The at-large system of electing council members is a dysfunctional and broken method that favors special-interest groups over the everyday citizens who have comparatively little influence on local government.
The differences between the current council members are negligible in that with a little variation they are essentially the same people, i.e., white-collar professionals (attorneys, policy wonks, bureaucrats) who live in nicer or affluent neighborhoods.
You don’t see working-class employees and tradespeople who live in Beacon Hill, Haller Lake or Delridge because the at-large system of electing council members works against them. Big money from developers, special interests and unions elects our council members.
Is it any surprise that despite dissatisfaction with the dysfunction of local government that Tim Burgess, Sally Clark, Bruce Harrell and Tom Rasmussen faced no serious opposition when they ran for reelection? Special interest monies scared away legitimate candidates and guaranteed the same-old, same-old.
In an at-large system, candidates make appearances at community festivals and events that you might attend. In election by district, candidates come to you by ringing doorbells, wearing down shoe leather, and listening to you on your porches. If they want to stay in office, they have to listen to us and not merely their biggest political contributors.
If you have an issue to address with the council to whom do you contact? The council member who lives closest to you? The one who chairs the committee that you think has jurisdiction over your issue? Would that be Planning, Land Use and Sustainability? Public Safety, Civil Rights and Technology? Housing, Human Services, Health and Culture?
Think of the situation involving the infamous “porch” in the Rainier Valley, and how no council member or their employees rendered assistance in cleaning up the area and driving away the undesirables. (I take that back: Council member Sally Bagshaw graciously asked AFTER THE FACT if somebody would contact her staff about the situation.)
If we had an elected representative from our district, we could’ve gone to that individual and demanded action. And if that council member proved unresponsive, we – not the Master Builders Association, Seattle Police Guild or Cascade Bicycle Club – would seek a legitimate challenger to that the politician’s place.

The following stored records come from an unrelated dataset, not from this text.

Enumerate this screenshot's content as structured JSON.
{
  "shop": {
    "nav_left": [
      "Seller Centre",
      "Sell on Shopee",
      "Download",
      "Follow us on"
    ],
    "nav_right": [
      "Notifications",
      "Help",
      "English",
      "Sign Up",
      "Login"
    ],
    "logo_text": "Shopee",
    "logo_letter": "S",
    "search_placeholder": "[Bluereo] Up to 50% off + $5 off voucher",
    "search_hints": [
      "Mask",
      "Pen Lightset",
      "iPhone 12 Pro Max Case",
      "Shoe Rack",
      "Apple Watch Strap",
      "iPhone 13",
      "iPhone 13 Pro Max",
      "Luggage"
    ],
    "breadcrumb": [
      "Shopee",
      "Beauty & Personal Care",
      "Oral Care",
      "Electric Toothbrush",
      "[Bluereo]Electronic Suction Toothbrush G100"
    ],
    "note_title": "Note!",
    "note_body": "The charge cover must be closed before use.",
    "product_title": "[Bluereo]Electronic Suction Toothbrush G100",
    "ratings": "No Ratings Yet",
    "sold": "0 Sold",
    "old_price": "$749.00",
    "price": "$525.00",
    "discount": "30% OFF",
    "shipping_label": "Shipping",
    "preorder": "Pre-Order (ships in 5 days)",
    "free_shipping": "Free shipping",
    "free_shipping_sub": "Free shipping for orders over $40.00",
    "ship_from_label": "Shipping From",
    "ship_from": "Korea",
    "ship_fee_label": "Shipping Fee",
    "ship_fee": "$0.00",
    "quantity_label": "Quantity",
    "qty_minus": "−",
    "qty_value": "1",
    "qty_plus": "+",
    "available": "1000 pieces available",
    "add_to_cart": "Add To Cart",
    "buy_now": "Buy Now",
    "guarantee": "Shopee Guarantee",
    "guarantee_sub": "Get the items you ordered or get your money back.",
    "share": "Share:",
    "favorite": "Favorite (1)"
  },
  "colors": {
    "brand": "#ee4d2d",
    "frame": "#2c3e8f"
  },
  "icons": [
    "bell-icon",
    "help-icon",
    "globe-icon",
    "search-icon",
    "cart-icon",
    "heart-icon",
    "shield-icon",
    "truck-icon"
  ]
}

I recognize that the election-by-district system could be subject to cronyism and gridlock. But the current system is broken and needs to be scrapped. Otherwise, a disproportionate amount of energy, services and monies will continue to go to South Lake Union and downtown, and the problems in our neighborhoods will continue to go unaddressed.